An organization’s name is a primary branding feature that creates a sense of identity for the brand and its followers (Dalakas & Rose, 2014). Arnie’s Army is named after the crowd of fans who followed Palmer throughout the 1959 Masters tournament (Lombardo, 2017). Not only does the name draw on the history and tradition of followers, it also applies several of the features of a successful brand name outlined by Dalakas and Rose (2014). The name is easy to say and spell, consisting of only two syllables (Dalakas & Rose, 2014). Army is also a tangible term, allowing fans to more easily create visual images and remember the name (Dalakas & Rose, 2014). Lastly, the name insinuates strength and power, which Dalakas and Rose (2014) say leads to positive fan identification due to the positive associations. While some might argue that Army could be considered a controversial name due to the violent nature of war, it can also be argued that the name properly aligns with the philanthropic foundation because armies are supposed to protect, defend, and support those in need.

Logos are a part of the company’s identity and are what differentiates it from other similar companies. Because of this, organizations must stay up-to-date on their logo, while also not losing the meaning and tradition behind the original design (Dalakas & Rose, 2014, p. 116). Specifically, Arnold Palmer Enterprises changed the main logo of the foundation to just the silhouette of a golf player, getting rid of the multi-color umbrella logo they used prior (Lombardo, 2017, para. 8). With Arnold’s passing last year, and younger generations not understanding the meaning and story behind the umbrella logo, the company had to do something to appeal to a broader audience, which the new logo will allow them to do (Lombardo, 2017, para. 9). Because the foundation was recently created and there’s not a long-standing tradition with using the umbrella logo, making a drastic logo change won’t disturb the identity of the brand – if anything, it will strengthen it by making it more relative.

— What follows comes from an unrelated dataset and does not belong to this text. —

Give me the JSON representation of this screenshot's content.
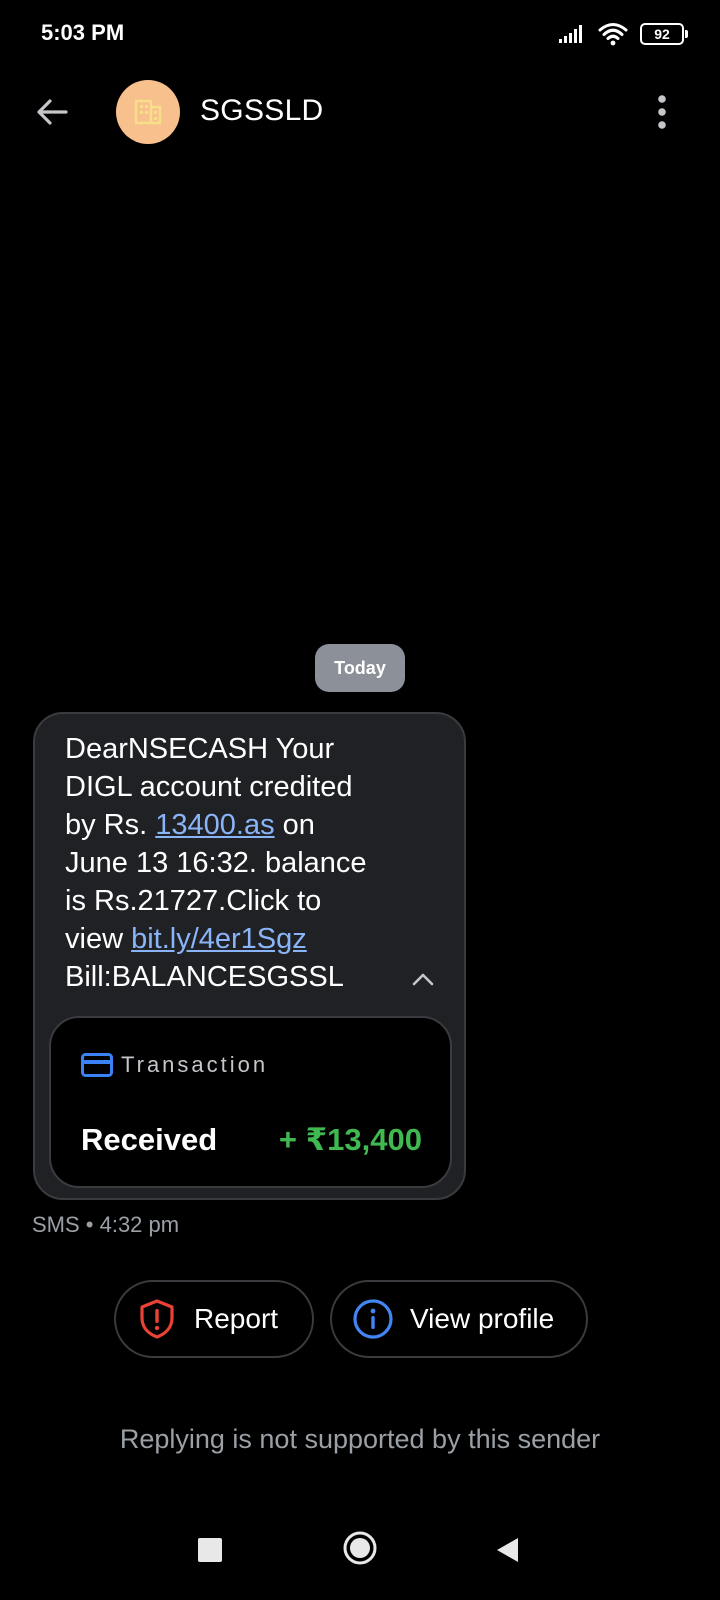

Equipped with a new, more-fitting logo, Arnie’s Army Charitable Foundation looks to be taking the correct steps toward rebuilding their brand and strengthening their brand identity. By playing on their brand attributes and creating positive attitudes to lead to brand loyalty, using a tangible name, and creating a logo that has meaning and symbolism, Arnold Palmer Enterprises is creating a memorable logo that will lead to successful branding.



Dalakas, V., & Rose, G. (2014). Developing brand identity in sport: Lions, and tigers, and bears oh my. In M. P. Pritchard, & J. L. Stinson (Eds.), Leveraging brands in sport business (pp. 109-122). New York, NY: Routledge.

Gladden, J. (2014). Brand equity: Management and measurement in sport. In M. P. Pritchard, & J. L. Stinson (Eds.), Leveraging brands in sport business (pp. 3-20). New York, NY: Routledge.

Lombardo, J. (2017, April 10). Arnie’s Army rebrands, signs three sponsors. SportsBusiness Journal, 19(49). Retrieved from

Malkewitz, K., & Bee, C. (2014). Undertaking successful brand design in sport. In M. P. Pritchard, & J. L. Stinson (Eds.), Leveraging brands in sport business (pp. 89-108). New York, NY: Routledge.

About Dani Sherman, University of San Francisco

Dani Sherman is a graduate of Mills College, where she earned her Bachelor of Arts degree in Mathematics. While at Mills College, she started working part-time for the Oakland Athletics and discovered her passion for working in professional sports. She is currently a graduate student in the University of San Francisco’s Sport Management program. She is contactable via LinkedIn.

This is an edited version of a paper Dani prepared for Professor Michael Goldman‘s Sport Marketing course at the University of San Francisco.

About Jake Packman, University of San Francisco

Jake Packman graduated from the University of Colorado Boulder with a Bachelor of Arts degree in Psychology and a certificate in the Business of Sport. During his time in Colorado, Jake interned as a San Francisco Giants Lead Correspondent at and as a social media intern for the Colorado Rapids. Jake is currently enrolled in the Sport Management Master’s program at the University of San Francisco. He can be reached via LinkedIn.

This is an edited version of a paper Jake prepared for Professor Michael Goldman‘s Sport Marketing course at the University of San Francisco.

IImage by @arniesarmycf,